» **PROBLEM REQUIREMENTS**
A single number is the whole answer: the count of lines in these entries that hold "time".
---*---
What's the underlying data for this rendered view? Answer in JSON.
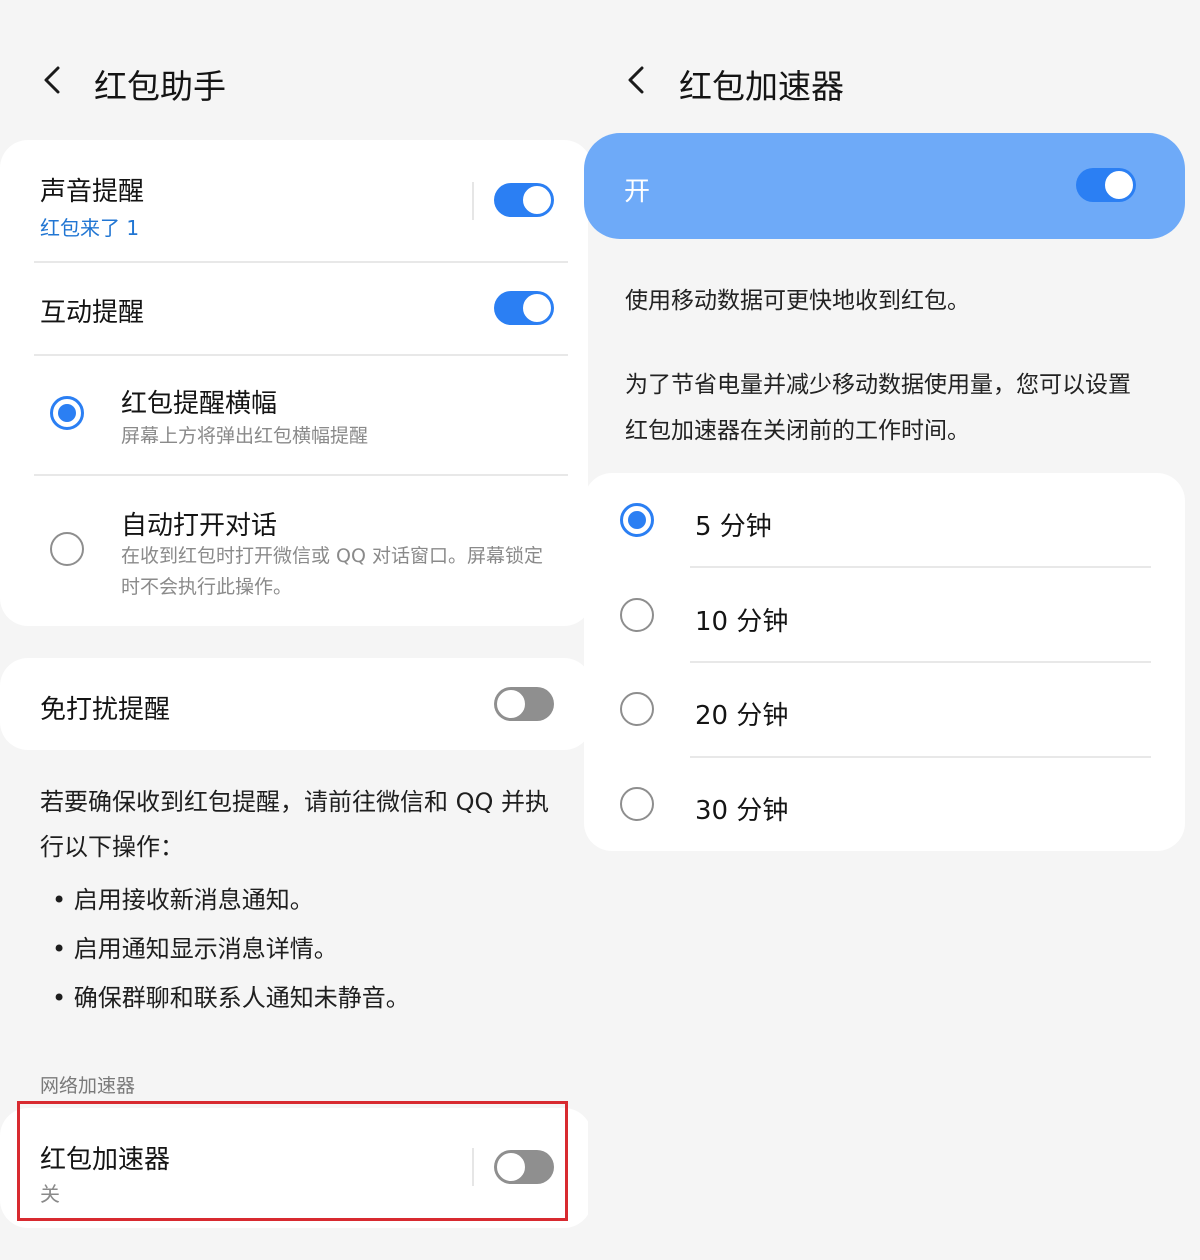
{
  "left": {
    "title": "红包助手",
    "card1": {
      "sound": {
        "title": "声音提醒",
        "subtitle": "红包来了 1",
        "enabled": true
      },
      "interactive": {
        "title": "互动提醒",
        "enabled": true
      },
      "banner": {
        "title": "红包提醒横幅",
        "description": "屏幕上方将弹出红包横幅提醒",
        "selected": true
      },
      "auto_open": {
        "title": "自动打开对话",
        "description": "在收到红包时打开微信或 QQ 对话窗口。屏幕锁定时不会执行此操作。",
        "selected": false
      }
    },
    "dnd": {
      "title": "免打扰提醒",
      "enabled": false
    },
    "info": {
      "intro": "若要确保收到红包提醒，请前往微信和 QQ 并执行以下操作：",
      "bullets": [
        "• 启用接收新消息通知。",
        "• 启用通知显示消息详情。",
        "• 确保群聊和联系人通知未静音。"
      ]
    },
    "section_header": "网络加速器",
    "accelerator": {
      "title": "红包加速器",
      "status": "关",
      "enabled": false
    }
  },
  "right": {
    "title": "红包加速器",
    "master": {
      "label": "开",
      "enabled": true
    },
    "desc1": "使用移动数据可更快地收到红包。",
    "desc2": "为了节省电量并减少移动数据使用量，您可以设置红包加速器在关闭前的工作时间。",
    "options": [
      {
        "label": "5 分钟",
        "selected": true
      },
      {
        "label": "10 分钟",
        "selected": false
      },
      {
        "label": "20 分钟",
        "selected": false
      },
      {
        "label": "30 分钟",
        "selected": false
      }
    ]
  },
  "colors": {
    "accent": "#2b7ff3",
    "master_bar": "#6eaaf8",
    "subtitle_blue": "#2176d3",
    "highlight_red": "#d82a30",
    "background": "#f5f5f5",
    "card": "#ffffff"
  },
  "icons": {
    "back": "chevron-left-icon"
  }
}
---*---
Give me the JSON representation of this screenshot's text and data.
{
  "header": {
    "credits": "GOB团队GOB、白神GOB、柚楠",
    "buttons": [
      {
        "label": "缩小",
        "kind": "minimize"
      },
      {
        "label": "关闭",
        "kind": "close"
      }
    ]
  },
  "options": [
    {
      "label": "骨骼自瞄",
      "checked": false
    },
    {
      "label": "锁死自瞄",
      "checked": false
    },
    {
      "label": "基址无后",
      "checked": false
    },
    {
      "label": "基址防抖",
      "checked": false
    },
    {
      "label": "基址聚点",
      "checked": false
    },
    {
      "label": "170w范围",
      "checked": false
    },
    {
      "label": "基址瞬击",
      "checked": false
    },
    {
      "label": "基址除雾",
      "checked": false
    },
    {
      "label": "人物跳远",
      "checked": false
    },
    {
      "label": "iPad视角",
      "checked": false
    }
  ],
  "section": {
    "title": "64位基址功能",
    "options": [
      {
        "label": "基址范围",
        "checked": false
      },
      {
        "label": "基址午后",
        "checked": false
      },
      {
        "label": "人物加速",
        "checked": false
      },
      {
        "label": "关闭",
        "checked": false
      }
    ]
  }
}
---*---
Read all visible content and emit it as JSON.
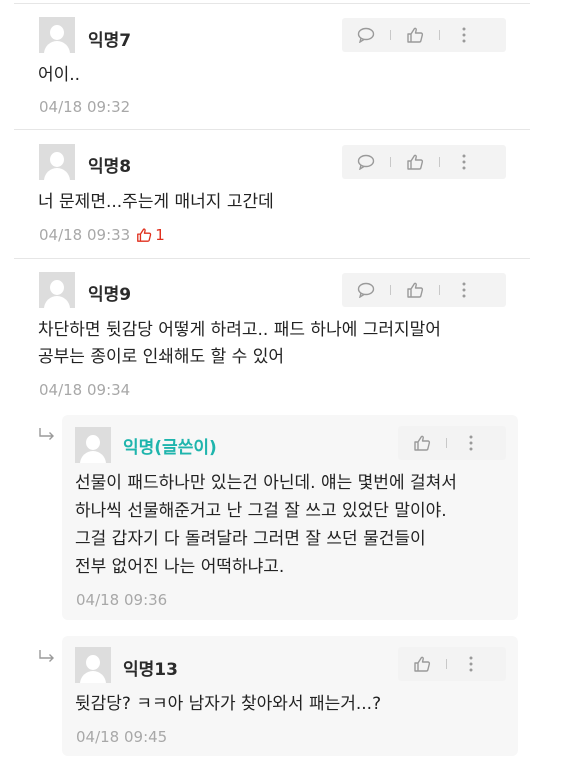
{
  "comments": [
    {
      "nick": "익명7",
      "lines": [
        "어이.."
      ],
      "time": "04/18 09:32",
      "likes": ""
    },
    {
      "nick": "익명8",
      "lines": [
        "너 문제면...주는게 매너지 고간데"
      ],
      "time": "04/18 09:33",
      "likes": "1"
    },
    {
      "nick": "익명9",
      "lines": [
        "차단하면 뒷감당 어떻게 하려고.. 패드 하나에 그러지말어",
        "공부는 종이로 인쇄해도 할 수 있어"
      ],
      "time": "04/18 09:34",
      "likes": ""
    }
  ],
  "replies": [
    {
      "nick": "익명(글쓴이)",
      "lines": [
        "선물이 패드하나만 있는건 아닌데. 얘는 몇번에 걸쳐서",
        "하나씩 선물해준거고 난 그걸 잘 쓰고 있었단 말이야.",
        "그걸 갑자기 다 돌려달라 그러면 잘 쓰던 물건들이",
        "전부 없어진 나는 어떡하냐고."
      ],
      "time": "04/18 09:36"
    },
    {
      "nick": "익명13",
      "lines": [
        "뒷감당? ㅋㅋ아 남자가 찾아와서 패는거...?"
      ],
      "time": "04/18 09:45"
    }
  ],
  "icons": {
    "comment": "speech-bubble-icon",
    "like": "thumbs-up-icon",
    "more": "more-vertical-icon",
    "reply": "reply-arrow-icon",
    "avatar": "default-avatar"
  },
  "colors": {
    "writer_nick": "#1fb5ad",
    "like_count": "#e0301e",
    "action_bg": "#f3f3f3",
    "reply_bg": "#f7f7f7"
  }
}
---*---
» **TASK RESULT**
5